Getting to Afghanistan was a protracted affair, but a unique and interesting experience. There’s a rigid, cumbersome and somewhat frustrating process that must be endured by essentially every civilian deploying to a conflict zone on behalf of the U.S. military. The best way to survive it is to take a deep breath, relax and tap every ounce of patience you can muster. To be fair, the process is designed not only to satisfy the military’s appetite for paperwork and procedure, but also to ensure each participant satisfies specific deployment criteria and is not a health, safety or security liability once in theater.

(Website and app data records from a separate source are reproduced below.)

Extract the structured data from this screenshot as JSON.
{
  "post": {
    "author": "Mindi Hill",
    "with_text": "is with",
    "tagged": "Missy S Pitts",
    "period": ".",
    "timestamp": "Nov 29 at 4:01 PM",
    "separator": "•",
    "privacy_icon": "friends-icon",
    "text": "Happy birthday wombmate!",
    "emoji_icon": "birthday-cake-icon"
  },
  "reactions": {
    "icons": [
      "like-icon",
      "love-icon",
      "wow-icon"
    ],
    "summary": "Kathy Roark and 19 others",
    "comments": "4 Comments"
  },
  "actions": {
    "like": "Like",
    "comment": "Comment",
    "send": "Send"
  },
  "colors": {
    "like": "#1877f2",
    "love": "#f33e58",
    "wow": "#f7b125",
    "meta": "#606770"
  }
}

The journey began with a week of corporate indoctrination in Orlando, Florida. I spent the week with a handful of other new-hires deploying to Afghanistan, jumping through various administrative hoops, completing required training and ensuring all our ducks were in a row for the deployment. The support and preparation from the company was good. Our handlers knew their jobs and did well to prepare us for the road ahead.

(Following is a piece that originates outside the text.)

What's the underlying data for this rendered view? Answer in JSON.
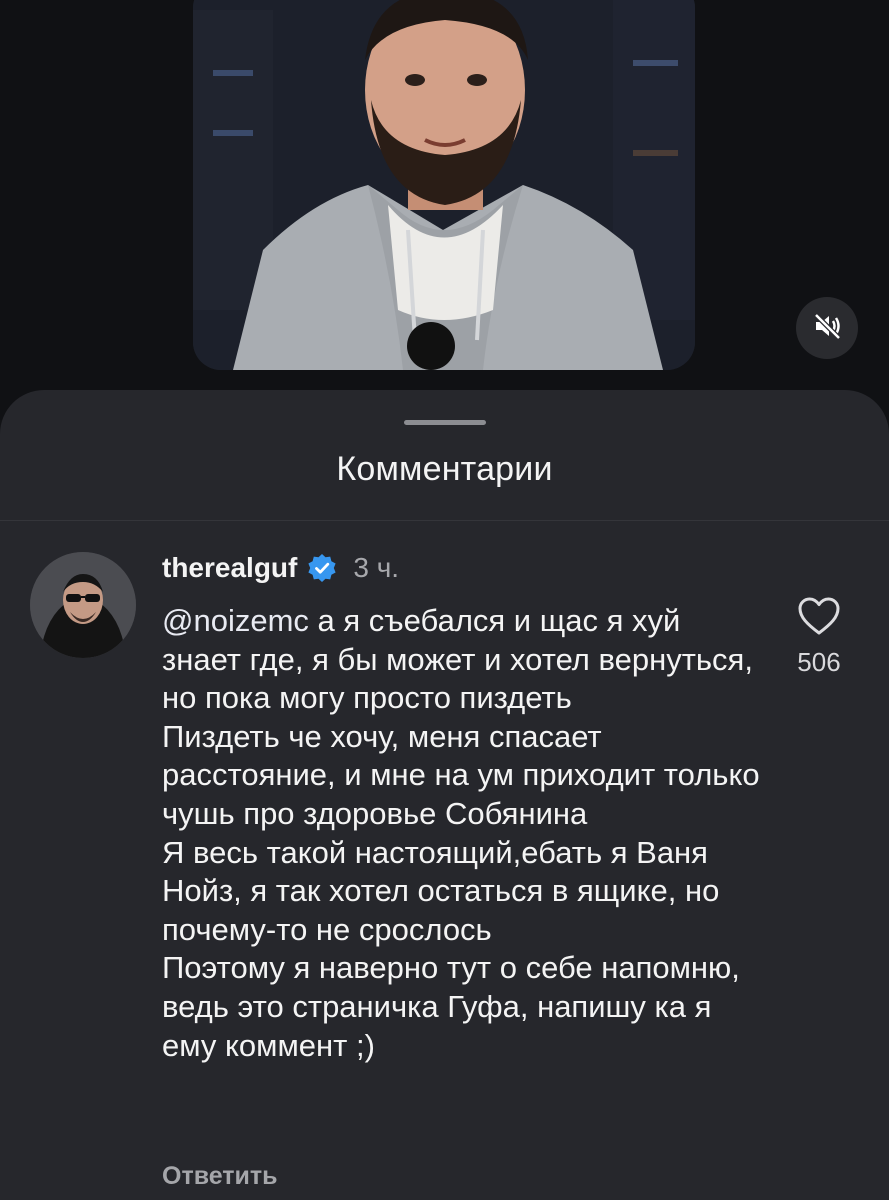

Next up was the Army’s mandatory pre-deployment process known as IRDO. This week-long experience at Camp Atterbury, Indiana, consists of four main activities: a generous helping of paperwork, a thorough medical review, a mix of web-based and lecture-based training and issue of personal protective equipment. Along with roughly one hundred and fifty of my (newly) closest friends, I shuffled through the necessary steps to obtain the coveted clearance to deploy. The experience was somewhat reminiscent of boot camp, just without all the push-ups and shouting.
At the end of IRDO week, everyone is bussed up the interstate to Indianapolis International for the charter flight to Kuwait, via a short layover in Germany. In Kuwait, the military transportation machine takes over. Within a day or two, fortunate travelers would arrive at their final destinations. The less fortunate (like me) had to endure a few additional days of waiting around in the Kuwaiti desert before our flights became available. However, the hospitality of our military hosts was good and I did ultimately get to ride in a C-17 to Bagram Airfield, which was cool. After a few more hours of waiting at Bagram and a twenty-minute helicopter ride, I finally arrived in Kabul.
Six days from Indianapolis to Kabul was a fatiguing experience, though I did get to see and do some things I imagine most people will never have the chance to, which is precisely what I’ve been working toward – to meet new people, experience new places, and do new things. As someone once claimed and many have reiterated, when you’re old, you’ll more regret the things you didn’t do – including whiling away hours on a dusty military base waiting for a plane ride.